Dibdin moves with great flair between the humourously mundane and the starkly horrifying. In this regard I was particularly taken with the crime that initiates the story, in which the the remains of a man who has been slowly baked to death after being shut in an abandoned railway truck cannot be identified because of the undecipherable accompanying note, which could either indicate a member of the "Limina" clan, or that the carriage's decomposed goods were once lemons.
The book's plotting is intricate and devious, but the glimpses into the character of the enignmatic Inspector are just as facinating. In this sense "Blood Rain" is one of the darkest of the "Zen" novels, being far removed from the light comedy of "Cosi Fan Tutti". Zen is at his most haunted and anxious here, as he is confronted by a series of disasters in his increasingly barren personal life.
This novel does have some weaknesses. Dibdin's commentaries on Italian history can be annoyingly pedagogic, and his explanatations of regional characteristics could easily seem patronising to those described. Furthermore, Zen's encounter with some drunken English football fans later on in the novel struck me as a rather contrived insertion into an otherwise fluent narrative. These flaws are quickly forgotten, however, in the enjoyment of Dibdin's prose and the development of his endearingly quirky and fallible protagonist.
Some book jackets compare one author to another, as was the case here. I had never heard of Mr. Dibdin or this series of Aurelio Zen mysteries, and if you haven't either, something special by a gifted author awaits your attention.

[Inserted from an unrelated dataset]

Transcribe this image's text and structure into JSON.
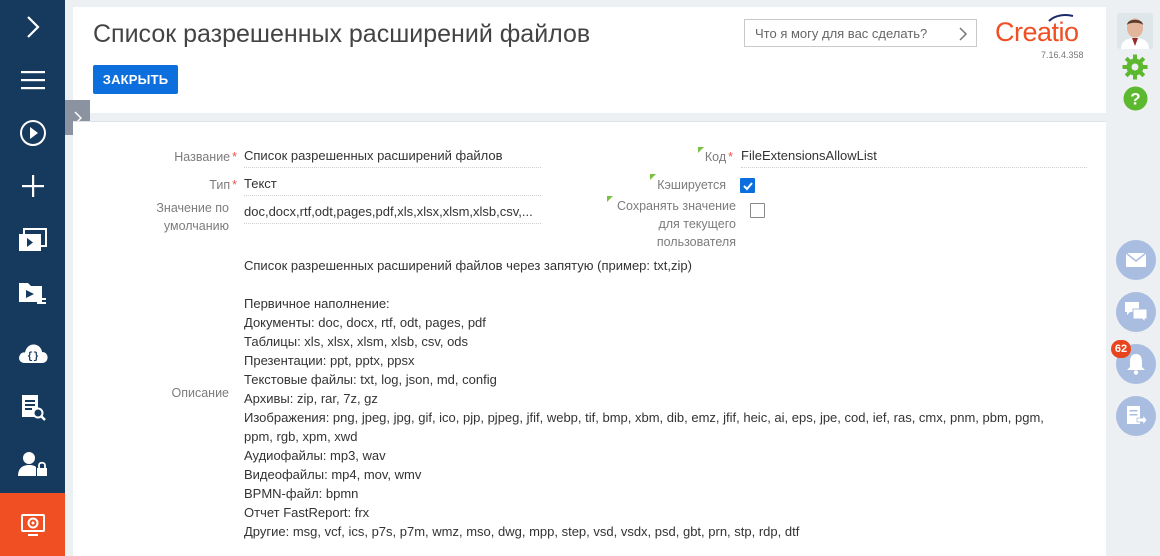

If you enjoyed the late Mario Puzzo's Sicily, this particular installment, "Blood Rain", is for you. Very little is as it appears the first, second, or third time you read it during this story. Mr. Dibdin has the ability to sustain the uncertainty of the tale's direction and outcome until you literally are at the final page. What you feel you have learned even at that point is still open to question. None of this is done so as to be cliché; no surprise lurks around a corner. One of the skills Mr. Dibdin is so good at is knocking you off your chair when there is absolutely no reason to expect it. The brilliant part is, even though he surprises you, he has laid the basis for his moment, and still you really are stunned. I know it sounds trite, but you will not see the event coming. You may find yourself flipping back a few pages thinking you missed a clue, but don't bother looking; you missed nothing, no pages stuck together. The Author manipulates his readers with subtlety and perhaps a bit of guile.
One other element I enjoyed was the length. The book can be comfortably read in a sitting for it is only as long as it needs to be. Mr. Dibdin does not feel the need to produce 600 pages when 272 will do. He needed 272, no more or less, and you are rewarded for it.Read more ›
The books have become slightly lighter as the tired of life Zen becomes more reflective and wistful. His world weariness, with that hint of an amused onlooker, though does not detract from the clever plot of Blood Rain. Only Zen can find himself with such such an array of challenges whether they be from his bosses, colleagues, politicians or criminals and come out almost unscathed. Surely the Mafia will not be the ones to finally end Zen's reign as one of our favourite detectives
Surely Zen will be back!
Most Recent Customer Reviews
Another brilliant and absorbing tale from the Zen series - a great read and definitely NOT run of the mill. Read morePublished 2 months ago by Judy Lomas
How much I appreciate the craziness of Aurelio Zen! His wild intuitive nature is on full display in 'Blood Rain'. Read morePublished 12 months ago by Mary Josefina Cade
As a train-enthusiast, it is a bonus to find Michael Dibdin's seventh Aurelio Zen novel opening with a railway puzzle. Read morePublished 13 months ago by DT
I find Michael Dibdin a challenging read which I enjoy.Published 15 months ago by Suzanne Shillingford
Zen has taken up a senior position in Sicily and his daughter Carla arrives with a computer contract to work on. Read morePublished 16 months ago by june finnigan - writer
The sadly short-lived Michael Dibdin, 1947-2007, was at the height of his very considerable powers in 1999 when this, the seventh book in the series of novels featuring his... Read morePublished 19 months ago by Dr R